┌────────

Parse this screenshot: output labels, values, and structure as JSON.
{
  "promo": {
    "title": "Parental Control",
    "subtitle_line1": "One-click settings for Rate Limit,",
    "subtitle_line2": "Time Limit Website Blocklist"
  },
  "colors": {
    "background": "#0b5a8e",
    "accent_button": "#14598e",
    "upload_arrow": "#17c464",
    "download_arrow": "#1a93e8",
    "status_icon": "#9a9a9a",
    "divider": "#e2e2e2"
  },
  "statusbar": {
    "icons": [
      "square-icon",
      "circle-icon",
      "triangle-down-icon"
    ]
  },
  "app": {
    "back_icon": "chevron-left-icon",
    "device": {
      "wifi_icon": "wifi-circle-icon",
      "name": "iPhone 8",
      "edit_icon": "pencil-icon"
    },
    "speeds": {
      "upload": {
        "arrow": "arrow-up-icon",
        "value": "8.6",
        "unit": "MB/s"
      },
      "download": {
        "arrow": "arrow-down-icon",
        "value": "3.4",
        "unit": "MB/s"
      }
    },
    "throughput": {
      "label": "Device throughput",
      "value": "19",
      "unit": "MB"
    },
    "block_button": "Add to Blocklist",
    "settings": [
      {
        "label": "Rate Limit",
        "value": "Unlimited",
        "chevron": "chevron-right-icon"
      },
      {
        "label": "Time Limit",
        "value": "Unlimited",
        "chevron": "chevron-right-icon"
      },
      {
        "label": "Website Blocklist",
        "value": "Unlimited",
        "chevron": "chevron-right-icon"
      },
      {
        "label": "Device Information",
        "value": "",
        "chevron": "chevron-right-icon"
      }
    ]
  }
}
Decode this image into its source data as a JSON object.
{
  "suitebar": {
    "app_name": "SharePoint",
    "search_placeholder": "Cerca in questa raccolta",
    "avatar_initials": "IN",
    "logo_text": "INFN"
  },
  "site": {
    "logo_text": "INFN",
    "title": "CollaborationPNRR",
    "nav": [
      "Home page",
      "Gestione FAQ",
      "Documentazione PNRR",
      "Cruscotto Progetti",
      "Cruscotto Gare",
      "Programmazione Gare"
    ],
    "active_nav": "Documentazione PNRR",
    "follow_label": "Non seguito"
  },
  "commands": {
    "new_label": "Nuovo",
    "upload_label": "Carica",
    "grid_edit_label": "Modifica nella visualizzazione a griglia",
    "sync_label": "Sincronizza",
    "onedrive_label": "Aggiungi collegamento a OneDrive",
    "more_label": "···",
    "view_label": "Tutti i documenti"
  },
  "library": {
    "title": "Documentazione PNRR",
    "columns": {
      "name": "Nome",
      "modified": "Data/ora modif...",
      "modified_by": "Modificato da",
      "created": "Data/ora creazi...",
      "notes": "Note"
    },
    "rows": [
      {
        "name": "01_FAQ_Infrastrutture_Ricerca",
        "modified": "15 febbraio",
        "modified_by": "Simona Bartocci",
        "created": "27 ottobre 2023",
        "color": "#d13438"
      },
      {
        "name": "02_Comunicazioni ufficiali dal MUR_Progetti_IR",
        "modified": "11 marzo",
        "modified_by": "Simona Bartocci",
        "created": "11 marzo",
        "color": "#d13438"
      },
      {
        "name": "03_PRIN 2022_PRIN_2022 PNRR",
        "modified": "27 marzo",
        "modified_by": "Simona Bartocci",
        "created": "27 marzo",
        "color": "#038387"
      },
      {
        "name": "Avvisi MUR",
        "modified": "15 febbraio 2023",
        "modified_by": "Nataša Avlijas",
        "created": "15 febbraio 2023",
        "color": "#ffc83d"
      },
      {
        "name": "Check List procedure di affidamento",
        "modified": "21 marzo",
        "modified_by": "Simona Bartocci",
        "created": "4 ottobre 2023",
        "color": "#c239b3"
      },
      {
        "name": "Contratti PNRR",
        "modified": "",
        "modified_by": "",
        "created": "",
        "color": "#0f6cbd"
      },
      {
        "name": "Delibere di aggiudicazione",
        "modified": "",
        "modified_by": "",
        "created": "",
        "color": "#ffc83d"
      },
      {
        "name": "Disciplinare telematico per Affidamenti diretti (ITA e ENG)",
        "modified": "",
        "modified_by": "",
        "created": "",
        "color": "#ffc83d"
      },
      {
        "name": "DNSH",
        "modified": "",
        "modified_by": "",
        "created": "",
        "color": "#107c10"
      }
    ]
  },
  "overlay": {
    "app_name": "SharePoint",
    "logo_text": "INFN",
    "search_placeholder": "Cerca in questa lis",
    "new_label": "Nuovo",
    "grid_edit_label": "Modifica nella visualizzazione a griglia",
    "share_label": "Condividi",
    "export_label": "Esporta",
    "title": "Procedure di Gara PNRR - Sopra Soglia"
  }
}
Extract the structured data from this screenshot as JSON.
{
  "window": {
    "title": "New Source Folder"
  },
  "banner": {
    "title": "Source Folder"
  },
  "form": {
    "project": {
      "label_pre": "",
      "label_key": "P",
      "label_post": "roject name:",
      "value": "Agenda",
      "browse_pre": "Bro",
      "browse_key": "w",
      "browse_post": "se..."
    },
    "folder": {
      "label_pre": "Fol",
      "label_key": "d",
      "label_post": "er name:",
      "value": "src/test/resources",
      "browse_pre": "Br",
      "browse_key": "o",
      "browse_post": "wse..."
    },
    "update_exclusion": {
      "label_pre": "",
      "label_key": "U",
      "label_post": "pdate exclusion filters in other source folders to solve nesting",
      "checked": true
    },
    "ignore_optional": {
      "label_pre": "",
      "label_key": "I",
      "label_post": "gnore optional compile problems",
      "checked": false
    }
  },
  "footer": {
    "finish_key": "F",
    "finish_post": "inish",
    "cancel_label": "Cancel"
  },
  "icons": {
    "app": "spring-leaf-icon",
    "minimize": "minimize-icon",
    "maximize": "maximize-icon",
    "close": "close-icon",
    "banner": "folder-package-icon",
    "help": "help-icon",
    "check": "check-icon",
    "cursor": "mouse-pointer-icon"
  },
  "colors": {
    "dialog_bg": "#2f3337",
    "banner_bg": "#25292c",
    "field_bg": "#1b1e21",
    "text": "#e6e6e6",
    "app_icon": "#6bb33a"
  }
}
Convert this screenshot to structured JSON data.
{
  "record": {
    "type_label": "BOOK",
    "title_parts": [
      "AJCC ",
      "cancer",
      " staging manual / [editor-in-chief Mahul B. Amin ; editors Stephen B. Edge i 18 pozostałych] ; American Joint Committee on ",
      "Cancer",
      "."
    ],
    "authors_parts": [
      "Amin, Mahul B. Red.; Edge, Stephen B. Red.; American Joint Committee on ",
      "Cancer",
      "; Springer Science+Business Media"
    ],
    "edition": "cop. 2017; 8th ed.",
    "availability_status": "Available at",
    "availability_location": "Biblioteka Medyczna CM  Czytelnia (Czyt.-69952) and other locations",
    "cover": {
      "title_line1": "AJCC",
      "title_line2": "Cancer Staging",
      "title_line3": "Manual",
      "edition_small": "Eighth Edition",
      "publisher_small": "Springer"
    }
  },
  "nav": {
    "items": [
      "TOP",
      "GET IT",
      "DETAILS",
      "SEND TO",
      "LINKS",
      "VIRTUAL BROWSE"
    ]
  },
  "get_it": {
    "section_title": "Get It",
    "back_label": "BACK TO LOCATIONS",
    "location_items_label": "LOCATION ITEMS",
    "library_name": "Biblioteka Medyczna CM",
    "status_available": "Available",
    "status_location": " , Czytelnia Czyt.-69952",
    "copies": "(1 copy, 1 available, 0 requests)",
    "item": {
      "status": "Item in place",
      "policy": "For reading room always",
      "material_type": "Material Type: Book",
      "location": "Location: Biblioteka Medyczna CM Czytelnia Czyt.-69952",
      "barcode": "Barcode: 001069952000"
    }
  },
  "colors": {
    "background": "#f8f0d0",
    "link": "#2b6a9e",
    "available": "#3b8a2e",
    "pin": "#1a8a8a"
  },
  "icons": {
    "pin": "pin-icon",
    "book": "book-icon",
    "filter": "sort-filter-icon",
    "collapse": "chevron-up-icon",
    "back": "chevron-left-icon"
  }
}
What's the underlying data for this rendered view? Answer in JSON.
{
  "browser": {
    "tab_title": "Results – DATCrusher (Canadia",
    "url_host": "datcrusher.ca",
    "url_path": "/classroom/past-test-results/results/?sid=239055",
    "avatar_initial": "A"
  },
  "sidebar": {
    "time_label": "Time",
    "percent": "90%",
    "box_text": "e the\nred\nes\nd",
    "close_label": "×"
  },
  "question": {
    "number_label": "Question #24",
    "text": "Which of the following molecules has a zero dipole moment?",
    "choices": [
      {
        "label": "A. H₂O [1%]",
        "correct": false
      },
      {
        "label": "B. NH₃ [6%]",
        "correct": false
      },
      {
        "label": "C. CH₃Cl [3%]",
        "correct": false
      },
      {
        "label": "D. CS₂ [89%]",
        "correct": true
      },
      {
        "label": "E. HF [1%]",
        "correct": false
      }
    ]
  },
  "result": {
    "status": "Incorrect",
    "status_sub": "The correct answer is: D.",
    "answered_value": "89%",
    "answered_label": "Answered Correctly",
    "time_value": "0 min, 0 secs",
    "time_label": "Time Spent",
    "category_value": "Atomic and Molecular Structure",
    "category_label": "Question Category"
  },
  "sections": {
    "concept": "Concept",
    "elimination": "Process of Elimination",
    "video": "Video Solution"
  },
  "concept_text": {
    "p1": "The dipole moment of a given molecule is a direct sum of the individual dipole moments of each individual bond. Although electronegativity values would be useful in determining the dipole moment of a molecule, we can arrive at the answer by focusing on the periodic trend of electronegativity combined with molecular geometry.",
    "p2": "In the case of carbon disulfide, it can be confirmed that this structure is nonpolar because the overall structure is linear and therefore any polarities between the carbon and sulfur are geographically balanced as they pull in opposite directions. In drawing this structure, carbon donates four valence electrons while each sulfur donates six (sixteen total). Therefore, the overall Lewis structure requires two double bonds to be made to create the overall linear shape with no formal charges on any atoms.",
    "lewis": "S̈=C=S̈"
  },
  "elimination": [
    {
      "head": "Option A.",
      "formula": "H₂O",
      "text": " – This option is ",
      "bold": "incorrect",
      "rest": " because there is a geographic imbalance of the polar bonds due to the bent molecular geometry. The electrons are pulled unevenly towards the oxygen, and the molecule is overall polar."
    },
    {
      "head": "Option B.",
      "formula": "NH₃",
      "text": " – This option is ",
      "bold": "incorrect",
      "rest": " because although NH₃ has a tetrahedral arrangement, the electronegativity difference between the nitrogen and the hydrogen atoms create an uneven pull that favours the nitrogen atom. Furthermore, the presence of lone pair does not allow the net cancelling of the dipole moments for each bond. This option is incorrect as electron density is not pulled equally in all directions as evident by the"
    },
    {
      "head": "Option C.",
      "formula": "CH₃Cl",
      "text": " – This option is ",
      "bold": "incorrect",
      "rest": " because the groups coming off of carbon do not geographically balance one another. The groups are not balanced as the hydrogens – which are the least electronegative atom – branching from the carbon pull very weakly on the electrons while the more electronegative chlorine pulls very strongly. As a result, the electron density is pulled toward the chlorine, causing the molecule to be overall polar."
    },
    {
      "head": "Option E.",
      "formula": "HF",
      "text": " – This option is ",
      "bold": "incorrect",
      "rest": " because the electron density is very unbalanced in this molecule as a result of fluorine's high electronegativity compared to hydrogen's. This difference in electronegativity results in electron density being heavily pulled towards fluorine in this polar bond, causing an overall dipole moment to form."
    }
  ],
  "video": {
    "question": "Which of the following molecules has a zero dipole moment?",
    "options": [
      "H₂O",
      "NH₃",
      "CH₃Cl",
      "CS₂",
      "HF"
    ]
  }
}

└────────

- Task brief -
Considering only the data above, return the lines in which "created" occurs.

- Result of this exercise -
      "created": "Data/ora creazi...",
        "created": "27 ottobre 2023",
        "created": "11 marzo",
        "created": "27 marzo",
        "created": "15 febbraio 2023",
        "created": "4 ottobre 2023",
        "created": "",
        "created": "",
        "created": "",
        "created": "",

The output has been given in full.